‘Take some more tea,’ the March Hare said to Alice, very earnestly.
‘I’ve had nothing yet,’ Alice replied in an offended tone, ‘so I can’t take more.’
‘You mean you can’t take less,’ said the Hatter: ‘it’s very easy to take more than nothing.’
‘Nobody asked your opinion,’ said Alice.
‘Who’s making personal remarks now?’ the Hatter asked triumphantly.
Alice did not quite know what to say to this: so she helped herself to some tea and bread-and-butter, and then turned to the Dormouse, and repeated her question. ‘Why did they live at the bottom of a well?’
The Dormouse again took a minute or two to think about it, and then said, ‘It was a treacle-well.’
‘There’s no such thing!’ Alice was beginning very angrily, but the Hatter and the March Hare went ‘Sh! sh!’ and the Dormouse sulkily remarked, ‘If you can’t be civil, you’d better finish the story for yourself.’
‘No, please go on!’ Alice said very humbly; ‘I won’t interrupt again.
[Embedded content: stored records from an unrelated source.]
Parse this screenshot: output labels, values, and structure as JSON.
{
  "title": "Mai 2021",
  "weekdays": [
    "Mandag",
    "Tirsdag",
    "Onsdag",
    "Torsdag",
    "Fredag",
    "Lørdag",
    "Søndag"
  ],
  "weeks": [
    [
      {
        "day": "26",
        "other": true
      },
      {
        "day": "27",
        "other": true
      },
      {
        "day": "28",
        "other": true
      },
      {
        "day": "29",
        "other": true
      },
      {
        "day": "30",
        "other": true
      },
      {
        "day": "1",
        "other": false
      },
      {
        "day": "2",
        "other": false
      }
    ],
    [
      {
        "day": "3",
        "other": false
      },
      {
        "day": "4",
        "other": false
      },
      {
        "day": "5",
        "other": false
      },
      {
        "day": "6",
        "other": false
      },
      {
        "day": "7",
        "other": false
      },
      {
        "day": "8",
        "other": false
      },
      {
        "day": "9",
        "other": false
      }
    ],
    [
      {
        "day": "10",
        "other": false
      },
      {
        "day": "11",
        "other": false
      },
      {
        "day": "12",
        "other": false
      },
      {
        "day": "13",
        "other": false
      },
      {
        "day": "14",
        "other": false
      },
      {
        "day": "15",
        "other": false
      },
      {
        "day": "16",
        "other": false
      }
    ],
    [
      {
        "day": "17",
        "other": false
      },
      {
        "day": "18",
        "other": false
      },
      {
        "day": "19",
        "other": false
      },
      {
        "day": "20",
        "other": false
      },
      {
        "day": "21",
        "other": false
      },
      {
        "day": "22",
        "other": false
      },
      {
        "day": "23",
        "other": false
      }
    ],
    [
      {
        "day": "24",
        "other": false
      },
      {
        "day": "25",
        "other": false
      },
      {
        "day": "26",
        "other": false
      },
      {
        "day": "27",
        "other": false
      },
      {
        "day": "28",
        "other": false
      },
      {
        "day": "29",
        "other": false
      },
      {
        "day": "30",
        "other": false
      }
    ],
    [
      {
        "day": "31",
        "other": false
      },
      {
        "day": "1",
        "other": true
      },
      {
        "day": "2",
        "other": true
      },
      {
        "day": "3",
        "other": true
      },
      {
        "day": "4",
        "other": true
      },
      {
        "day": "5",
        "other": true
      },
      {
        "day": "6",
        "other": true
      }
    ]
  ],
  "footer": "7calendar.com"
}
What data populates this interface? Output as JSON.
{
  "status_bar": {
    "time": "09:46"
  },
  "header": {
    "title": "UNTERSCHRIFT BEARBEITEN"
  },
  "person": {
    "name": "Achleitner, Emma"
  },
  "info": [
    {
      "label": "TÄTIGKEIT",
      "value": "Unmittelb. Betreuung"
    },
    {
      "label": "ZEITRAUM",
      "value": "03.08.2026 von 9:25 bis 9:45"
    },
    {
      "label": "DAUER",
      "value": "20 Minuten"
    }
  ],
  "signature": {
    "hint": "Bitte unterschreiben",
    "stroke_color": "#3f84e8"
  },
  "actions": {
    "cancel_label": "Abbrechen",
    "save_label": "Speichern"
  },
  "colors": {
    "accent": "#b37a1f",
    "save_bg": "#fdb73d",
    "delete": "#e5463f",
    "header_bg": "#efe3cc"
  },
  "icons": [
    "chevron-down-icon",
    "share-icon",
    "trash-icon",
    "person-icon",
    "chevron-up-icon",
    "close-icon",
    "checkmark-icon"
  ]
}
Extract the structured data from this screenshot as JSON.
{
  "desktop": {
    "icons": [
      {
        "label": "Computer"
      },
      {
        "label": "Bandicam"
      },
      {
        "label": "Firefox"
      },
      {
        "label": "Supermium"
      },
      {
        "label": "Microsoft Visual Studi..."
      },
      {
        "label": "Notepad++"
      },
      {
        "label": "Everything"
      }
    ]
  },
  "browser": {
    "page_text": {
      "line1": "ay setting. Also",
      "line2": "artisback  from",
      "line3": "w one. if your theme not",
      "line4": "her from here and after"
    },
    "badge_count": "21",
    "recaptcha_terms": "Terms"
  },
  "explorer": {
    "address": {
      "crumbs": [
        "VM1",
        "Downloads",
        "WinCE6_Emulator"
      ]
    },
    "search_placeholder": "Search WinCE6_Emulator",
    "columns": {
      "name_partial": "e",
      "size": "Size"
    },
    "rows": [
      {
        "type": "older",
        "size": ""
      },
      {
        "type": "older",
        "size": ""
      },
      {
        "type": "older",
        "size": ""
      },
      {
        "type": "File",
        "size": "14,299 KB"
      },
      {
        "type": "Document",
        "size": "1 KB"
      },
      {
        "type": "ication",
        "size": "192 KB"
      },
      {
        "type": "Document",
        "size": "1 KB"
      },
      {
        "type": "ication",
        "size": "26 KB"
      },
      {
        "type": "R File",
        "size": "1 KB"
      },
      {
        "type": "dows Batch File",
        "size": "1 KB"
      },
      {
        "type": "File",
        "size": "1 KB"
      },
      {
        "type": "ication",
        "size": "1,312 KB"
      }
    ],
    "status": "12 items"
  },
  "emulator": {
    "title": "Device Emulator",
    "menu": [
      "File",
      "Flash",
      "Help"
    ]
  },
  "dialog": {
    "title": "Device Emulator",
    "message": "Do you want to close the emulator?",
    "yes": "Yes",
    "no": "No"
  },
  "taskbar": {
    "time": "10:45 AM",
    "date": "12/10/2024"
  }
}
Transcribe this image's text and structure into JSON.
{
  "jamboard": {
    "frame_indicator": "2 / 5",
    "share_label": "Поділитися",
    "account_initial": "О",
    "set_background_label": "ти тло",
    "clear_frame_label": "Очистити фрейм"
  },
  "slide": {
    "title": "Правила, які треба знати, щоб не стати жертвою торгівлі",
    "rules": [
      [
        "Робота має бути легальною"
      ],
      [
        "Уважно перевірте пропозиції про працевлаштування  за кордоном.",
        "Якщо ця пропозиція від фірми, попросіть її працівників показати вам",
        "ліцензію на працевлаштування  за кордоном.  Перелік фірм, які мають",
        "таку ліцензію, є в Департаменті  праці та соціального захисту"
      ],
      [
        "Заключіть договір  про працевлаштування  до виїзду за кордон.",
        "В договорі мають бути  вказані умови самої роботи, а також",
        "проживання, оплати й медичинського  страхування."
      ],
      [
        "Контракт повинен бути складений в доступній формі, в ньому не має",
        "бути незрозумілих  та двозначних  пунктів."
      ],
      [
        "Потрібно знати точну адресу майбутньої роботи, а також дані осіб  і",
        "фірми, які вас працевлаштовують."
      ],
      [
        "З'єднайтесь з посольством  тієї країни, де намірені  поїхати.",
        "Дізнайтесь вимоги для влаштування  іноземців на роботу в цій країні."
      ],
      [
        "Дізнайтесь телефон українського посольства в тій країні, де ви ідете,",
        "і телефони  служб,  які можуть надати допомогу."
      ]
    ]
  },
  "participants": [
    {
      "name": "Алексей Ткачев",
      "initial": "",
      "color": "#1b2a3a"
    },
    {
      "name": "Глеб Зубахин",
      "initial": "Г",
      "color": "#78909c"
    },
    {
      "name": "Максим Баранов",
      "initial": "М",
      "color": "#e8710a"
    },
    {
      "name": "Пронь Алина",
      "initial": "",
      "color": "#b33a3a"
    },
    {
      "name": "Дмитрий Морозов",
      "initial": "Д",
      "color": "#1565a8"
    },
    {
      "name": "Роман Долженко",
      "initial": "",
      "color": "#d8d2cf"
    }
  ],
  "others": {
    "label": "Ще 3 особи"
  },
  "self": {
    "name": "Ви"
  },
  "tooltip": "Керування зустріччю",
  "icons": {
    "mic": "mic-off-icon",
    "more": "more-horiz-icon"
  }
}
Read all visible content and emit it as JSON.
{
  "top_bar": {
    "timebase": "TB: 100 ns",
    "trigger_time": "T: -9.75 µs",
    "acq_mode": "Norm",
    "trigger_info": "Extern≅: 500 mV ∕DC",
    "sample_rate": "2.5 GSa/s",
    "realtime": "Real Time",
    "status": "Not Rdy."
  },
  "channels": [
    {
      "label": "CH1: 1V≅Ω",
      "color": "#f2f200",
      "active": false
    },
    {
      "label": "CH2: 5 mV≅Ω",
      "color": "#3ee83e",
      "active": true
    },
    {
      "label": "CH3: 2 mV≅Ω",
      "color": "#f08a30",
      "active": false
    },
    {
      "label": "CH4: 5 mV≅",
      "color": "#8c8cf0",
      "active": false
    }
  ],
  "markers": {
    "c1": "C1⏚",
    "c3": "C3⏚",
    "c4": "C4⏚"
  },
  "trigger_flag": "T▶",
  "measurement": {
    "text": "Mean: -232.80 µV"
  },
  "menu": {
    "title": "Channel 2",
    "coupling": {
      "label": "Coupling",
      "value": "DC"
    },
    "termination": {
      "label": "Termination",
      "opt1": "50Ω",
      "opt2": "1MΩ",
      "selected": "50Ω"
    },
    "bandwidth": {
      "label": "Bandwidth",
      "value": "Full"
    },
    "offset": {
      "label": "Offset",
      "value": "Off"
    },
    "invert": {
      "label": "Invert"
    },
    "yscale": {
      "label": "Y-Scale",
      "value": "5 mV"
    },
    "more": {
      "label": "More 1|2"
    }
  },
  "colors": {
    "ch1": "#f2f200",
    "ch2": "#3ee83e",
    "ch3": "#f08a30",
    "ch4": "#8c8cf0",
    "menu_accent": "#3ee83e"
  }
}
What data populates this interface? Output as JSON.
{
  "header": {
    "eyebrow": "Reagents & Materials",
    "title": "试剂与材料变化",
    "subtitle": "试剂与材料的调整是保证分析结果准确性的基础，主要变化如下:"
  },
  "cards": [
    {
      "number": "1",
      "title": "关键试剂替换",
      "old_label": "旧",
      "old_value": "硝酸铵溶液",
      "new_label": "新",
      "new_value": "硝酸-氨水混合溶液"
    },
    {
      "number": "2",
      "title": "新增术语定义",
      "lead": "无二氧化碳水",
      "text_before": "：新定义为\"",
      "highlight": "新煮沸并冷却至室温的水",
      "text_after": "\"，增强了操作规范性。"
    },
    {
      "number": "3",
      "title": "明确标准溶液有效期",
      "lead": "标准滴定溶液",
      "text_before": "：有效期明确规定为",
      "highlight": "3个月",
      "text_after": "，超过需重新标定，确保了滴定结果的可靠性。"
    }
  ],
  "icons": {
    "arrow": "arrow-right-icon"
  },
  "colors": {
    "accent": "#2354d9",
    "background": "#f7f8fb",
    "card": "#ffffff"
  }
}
I dare say there may be one.’
‘One, indeed!’ said the Dormouse indignantly. However, he consented to go on. ‘And so these three little sisters—they were learning to draw, you know—’
‘What did they draw?’ said Alice, quite forgetting her promise.
‘Treacle,’ said the Dormouse, without considering at all this time.
And that dormouse has another connection with the well. The current structure around the well-head dates from 1874, when, according to the Latin inscription (translation courtesy of Lydia Carr):
TJ Prout of Christ Church, Vicar, brought back into use St Frideswide’s well, made to produce [flow] by the prayers of St Frideswide, and for long collapsed and [fouled] polluted, AD 1874
In his poem ‘Binsey, the Green Woman and the Wood of Dreams’, Heathcote Williams says that Carroll’s dormouse was inspired by Prout:
The Binsey vicar in Lewis Carroll’s day was called Prout
And Prout was the model for Carroll’s sleepy dormouse.
Prout would fall asleep in his own sermons so he’s made to take part
In a mad Tea Party in the March Hare’s house.
From a Saxon saint to a sleepy, surreal dormouse: I find these continuities of British history both moving and inspiring.
Here’s a short video I made on my visit:
Eleanor Parker’s excellent A Clerk of Oxford blog, from which the opening verses of this post are pinched, has more on Frideswide and Binsey. The image of St Frideswide at the top of this post is from the stained glass by Henry Holiday at the church St Mary Magdalene, Paddington, in London.